◆ **Goal of the exercise**
Every line with the string "skips" in it belongs in your answer, so copy them all from the data.

◆ **Records supplied**
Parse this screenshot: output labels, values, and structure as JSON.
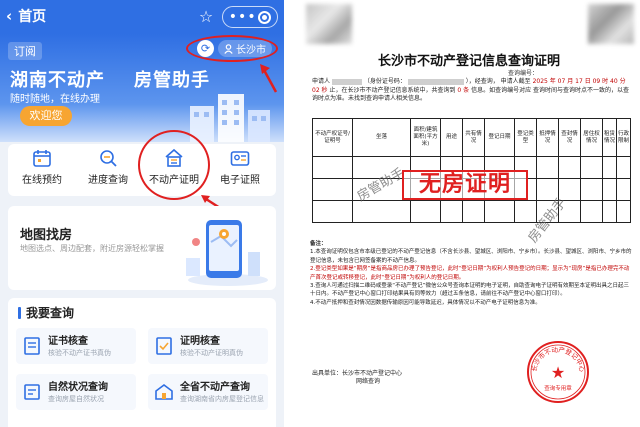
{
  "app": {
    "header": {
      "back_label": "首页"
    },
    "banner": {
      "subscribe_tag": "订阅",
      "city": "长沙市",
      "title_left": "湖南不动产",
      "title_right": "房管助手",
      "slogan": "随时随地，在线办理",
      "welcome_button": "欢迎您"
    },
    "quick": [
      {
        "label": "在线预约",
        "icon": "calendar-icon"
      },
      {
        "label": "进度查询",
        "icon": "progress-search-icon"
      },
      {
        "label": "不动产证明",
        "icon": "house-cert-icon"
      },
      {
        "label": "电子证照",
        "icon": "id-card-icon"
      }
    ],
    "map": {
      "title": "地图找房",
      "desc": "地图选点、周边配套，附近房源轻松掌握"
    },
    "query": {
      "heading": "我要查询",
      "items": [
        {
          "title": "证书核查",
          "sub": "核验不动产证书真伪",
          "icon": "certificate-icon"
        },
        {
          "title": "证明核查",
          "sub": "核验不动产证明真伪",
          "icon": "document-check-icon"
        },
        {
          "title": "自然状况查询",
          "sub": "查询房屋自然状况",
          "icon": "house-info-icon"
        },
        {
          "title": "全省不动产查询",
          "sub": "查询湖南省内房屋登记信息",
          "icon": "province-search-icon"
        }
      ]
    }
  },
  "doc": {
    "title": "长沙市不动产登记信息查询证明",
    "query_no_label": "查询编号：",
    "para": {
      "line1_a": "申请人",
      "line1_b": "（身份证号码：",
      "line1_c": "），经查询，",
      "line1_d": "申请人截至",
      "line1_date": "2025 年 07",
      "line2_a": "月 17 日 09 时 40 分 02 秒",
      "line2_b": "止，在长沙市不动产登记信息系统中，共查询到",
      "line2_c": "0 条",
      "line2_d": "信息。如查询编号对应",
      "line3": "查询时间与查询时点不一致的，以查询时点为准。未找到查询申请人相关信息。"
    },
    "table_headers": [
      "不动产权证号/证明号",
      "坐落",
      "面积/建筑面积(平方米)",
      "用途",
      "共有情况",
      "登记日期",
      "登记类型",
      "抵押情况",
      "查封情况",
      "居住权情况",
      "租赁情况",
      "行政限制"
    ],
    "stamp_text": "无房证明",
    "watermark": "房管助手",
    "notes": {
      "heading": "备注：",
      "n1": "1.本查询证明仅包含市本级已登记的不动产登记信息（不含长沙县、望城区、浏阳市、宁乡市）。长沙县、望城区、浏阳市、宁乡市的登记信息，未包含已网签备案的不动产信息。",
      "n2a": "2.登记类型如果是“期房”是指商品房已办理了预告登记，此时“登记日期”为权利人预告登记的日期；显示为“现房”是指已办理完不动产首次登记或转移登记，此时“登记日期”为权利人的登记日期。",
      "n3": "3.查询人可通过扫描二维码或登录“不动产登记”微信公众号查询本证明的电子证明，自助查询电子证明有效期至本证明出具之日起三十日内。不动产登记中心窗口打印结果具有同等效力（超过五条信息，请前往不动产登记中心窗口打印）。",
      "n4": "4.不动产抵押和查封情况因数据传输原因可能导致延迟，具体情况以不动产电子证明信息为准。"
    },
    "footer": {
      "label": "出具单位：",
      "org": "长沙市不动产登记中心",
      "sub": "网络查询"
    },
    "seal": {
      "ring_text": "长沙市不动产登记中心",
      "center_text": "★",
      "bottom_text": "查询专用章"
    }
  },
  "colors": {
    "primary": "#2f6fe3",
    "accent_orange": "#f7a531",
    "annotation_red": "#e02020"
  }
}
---
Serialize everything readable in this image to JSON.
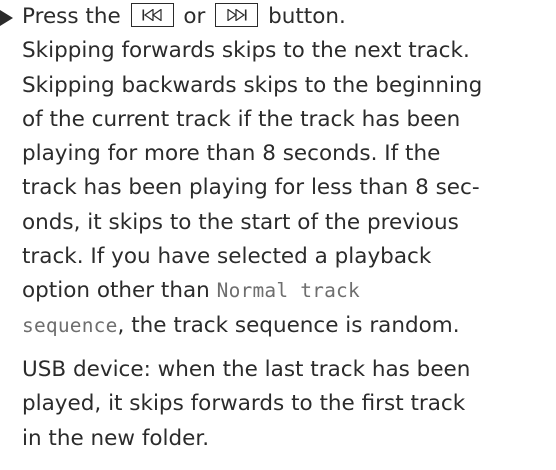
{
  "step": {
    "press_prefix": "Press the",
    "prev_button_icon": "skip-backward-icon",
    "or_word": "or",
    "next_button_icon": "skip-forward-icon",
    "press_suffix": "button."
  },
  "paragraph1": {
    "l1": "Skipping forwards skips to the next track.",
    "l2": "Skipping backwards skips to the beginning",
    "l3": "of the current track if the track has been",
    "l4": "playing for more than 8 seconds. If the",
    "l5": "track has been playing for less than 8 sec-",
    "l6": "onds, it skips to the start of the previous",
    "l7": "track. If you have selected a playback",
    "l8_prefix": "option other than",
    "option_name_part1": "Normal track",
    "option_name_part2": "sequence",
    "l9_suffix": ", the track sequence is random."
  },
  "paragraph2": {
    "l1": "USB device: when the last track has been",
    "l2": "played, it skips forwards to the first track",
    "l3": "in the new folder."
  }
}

◆ **Answer section**
    "l1": "Skipping forwards skips to the next track.",
    "l2": "Skipping backwards skips to the beginning",
    "l6": "onds, it skips to the start of the previous",
    "l2": "played, it skips forwards to the first track",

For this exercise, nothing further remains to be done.